New Florida Gov. Rick Scott wants to eliminate a computer system aimed at curbing the illegal sale of prescription drugs at storefront pain clinics, a move the Miami Herald says alarms narcotics investigators, drug-treatment advocates, and some legislators. Just two years ago, the legislature created a prescription drug monitoring program that would allow doctors to review drug purchases of their patients, to prevent patients from seeking narcotics from multiple doctors — a practice known as “doctor shopping.”
The legislature approved the measure in response to an explosion of storefront pain clinics across South Florida, making the region the main supplier of black-market pills across Appalachia and the East Coast.
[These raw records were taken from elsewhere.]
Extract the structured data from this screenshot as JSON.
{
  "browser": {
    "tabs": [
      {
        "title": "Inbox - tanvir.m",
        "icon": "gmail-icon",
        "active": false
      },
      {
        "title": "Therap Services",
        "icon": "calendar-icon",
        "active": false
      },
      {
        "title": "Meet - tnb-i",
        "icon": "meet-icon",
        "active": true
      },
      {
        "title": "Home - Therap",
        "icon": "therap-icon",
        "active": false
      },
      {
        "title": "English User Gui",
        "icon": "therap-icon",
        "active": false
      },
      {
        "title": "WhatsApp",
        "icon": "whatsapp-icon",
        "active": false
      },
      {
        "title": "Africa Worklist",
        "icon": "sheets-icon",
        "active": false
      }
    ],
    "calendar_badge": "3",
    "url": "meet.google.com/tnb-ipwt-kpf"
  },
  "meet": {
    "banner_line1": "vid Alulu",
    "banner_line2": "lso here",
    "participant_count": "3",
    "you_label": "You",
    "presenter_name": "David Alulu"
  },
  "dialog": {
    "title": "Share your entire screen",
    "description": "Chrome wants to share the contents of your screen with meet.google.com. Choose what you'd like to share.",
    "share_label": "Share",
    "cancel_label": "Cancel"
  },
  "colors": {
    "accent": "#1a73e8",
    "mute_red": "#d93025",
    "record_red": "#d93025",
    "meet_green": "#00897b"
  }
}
The governor wants to erase the database before it gets off the ground. The database costs nothing in the state budget. State officials must pay for the database with federal grants and private donations. The database is expected to cost about $1.2 million to assemble, and $500,000 a year to maintain. The governor also wants to eliminate the Office of Drug Control, the office charged with raising the private money for the database. Scott dismissed the head of that office, Bruce Grant, last month.